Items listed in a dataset

========

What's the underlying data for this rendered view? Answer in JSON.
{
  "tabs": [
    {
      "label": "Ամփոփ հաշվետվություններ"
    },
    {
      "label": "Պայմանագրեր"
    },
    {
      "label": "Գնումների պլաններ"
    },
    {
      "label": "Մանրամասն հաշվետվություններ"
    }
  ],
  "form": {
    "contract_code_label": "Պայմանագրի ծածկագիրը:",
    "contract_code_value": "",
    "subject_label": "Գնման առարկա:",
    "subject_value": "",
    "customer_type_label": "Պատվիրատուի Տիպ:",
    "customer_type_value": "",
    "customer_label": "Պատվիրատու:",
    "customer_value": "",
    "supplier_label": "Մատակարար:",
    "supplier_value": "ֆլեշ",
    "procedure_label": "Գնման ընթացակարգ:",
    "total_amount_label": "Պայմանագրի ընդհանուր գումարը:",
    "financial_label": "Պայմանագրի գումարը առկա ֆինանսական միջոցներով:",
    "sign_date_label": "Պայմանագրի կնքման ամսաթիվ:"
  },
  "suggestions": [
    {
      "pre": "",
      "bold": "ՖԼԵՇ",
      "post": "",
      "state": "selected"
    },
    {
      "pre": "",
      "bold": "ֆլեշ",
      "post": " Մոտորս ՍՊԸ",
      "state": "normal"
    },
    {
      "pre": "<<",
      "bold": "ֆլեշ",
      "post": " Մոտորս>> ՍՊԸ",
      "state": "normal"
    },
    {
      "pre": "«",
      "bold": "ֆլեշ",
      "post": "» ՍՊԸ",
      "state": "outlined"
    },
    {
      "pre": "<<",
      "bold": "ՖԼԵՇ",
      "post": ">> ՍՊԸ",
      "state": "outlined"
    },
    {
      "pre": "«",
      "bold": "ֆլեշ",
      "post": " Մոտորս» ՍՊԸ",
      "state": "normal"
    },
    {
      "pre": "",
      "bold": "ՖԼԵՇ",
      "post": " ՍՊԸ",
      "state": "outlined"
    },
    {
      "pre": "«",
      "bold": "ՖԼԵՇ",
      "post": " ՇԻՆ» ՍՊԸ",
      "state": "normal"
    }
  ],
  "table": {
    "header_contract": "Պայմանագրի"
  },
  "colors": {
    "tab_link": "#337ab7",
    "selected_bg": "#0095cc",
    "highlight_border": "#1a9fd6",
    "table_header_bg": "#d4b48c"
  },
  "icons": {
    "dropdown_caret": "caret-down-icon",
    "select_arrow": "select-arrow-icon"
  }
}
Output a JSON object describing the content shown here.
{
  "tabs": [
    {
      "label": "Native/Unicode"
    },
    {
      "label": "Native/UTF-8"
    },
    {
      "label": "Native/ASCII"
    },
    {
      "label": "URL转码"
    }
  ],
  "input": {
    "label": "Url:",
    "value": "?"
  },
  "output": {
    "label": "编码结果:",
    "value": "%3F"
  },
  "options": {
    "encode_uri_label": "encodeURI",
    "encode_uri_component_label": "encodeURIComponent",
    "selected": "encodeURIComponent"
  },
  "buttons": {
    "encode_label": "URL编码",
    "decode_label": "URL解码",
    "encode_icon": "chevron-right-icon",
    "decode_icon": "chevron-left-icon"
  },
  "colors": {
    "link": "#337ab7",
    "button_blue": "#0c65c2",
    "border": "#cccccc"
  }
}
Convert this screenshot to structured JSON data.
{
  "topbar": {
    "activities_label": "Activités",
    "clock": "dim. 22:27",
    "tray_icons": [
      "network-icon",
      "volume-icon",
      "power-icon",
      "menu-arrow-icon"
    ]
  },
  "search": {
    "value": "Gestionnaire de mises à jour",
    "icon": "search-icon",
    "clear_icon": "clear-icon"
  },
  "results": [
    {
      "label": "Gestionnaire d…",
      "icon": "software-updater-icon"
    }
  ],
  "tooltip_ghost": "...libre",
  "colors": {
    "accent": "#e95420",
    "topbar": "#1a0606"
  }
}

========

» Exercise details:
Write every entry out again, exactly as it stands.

» Answer below:
What's the underlying data for this rendered view? Answer in JSON.
{
  "tabs": [
    {
      "label": "Ամփոփ հաշվետվություններ"
    },
    {
      "label": "Պայմանագրեր"
    },
    {
      "label": "Գնումների պլաններ"
    },
    {
      "label": "Մանրամասն հաշվետվություններ"
    }
  ],
  "form": {
    "contract_code_label": "Պայմանագրի ծածկագիրը:",
    "contract_code_value": "",
    "subject_label": "Գնման առարկա:",
    "subject_value": "",
    "customer_type_label": "Պատվիրատուի Տիպ:",
    "customer_type_value": "",
    "customer_label": "Պատվիրատու:",
    "customer_value": "",
    "supplier_label": "Մատակարար:",
    "supplier_value": "ֆլեշ",
    "procedure_label": "Գնման ընթացակարգ:",
    "total_amount_label": "Պայմանագրի ընդհանուր գումարը:",
    "financial_label": "Պայմանագրի գումարը առկա ֆինանսական միջոցներով:",
    "sign_date_label": "Պայմանագրի կնքման ամսաթիվ:"
  },
  "suggestions": [
    {
      "pre": "",
      "bold": "ՖԼԵՇ",
      "post": "",
      "state": "selected"
    },
    {
      "pre": "",
      "bold": "ֆլեշ",
      "post": " Մոտորս ՍՊԸ",
      "state": "normal"
    },
    {
      "pre": "<<",
      "bold": "ֆլեշ",
      "post": " Մոտորս>> ՍՊԸ",
      "state": "normal"
    },
    {
      "pre": "«",
      "bold": "ֆլեշ",
      "post": "» ՍՊԸ",
      "state": "outlined"
    },
    {
      "pre": "<<",
      "bold": "ՖԼԵՇ",
      "post": ">> ՍՊԸ",
      "state": "outlined"
    },
    {
      "pre": "«",
      "bold": "ֆլեշ",
      "post": " Մոտորս» ՍՊԸ",
      "state": "normal"
    },
    {
      "pre": "",
      "bold": "ՖԼԵՇ",
      "post": " ՍՊԸ",
      "state": "outlined"
    },
    {
      "pre": "«",
      "bold": "ՖԼԵՇ",
      "post": " ՇԻՆ» ՍՊԸ",
      "state": "normal"
    }
  ],
  "table": {
    "header_contract": "Պայմանագրի"
  },
  "colors": {
    "tab_link": "#337ab7",
    "selected_bg": "#0095cc",
    "highlight_border": "#1a9fd6",
    "table_header_bg": "#d4b48c"
  },
  "icons": {
    "dropdown_caret": "caret-down-icon",
    "select_arrow": "select-arrow-icon"
  }
}
Output a JSON object describing the content shown here.
{
  "tabs": [
    {
      "label": "Native/Unicode"
    },
    {
      "label": "Native/UTF-8"
    },
    {
      "label": "Native/ASCII"
    },
    {
      "label": "URL转码"
    }
  ],
  "input": {
    "label": "Url:",
    "value": "?"
  },
  "output": {
    "label": "编码结果:",
    "value": "%3F"
  },
  "options": {
    "encode_uri_label": "encodeURI",
    "encode_uri_component_label": "encodeURIComponent",
    "selected": "encodeURIComponent"
  },
  "buttons": {
    "encode_label": "URL编码",
    "decode_label": "URL解码",
    "encode_icon": "chevron-right-icon",
    "decode_icon": "chevron-left-icon"
  },
  "colors": {
    "link": "#337ab7",
    "button_blue": "#0c65c2",
    "border": "#cccccc"
  }
}
Convert this screenshot to structured JSON data.
{
  "topbar": {
    "activities_label": "Activités",
    "clock": "dim. 22:27",
    "tray_icons": [
      "network-icon",
      "volume-icon",
      "power-icon",
      "menu-arrow-icon"
    ]
  },
  "search": {
    "value": "Gestionnaire de mises à jour",
    "icon": "search-icon",
    "clear_icon": "clear-icon"
  },
  "results": [
    {
      "label": "Gestionnaire d…",
      "icon": "software-updater-icon"
    }
  ],
  "tooltip_ghost": "...libre",
  "colors": {
    "accent": "#e95420",
    "topbar": "#1a0606"
  }
}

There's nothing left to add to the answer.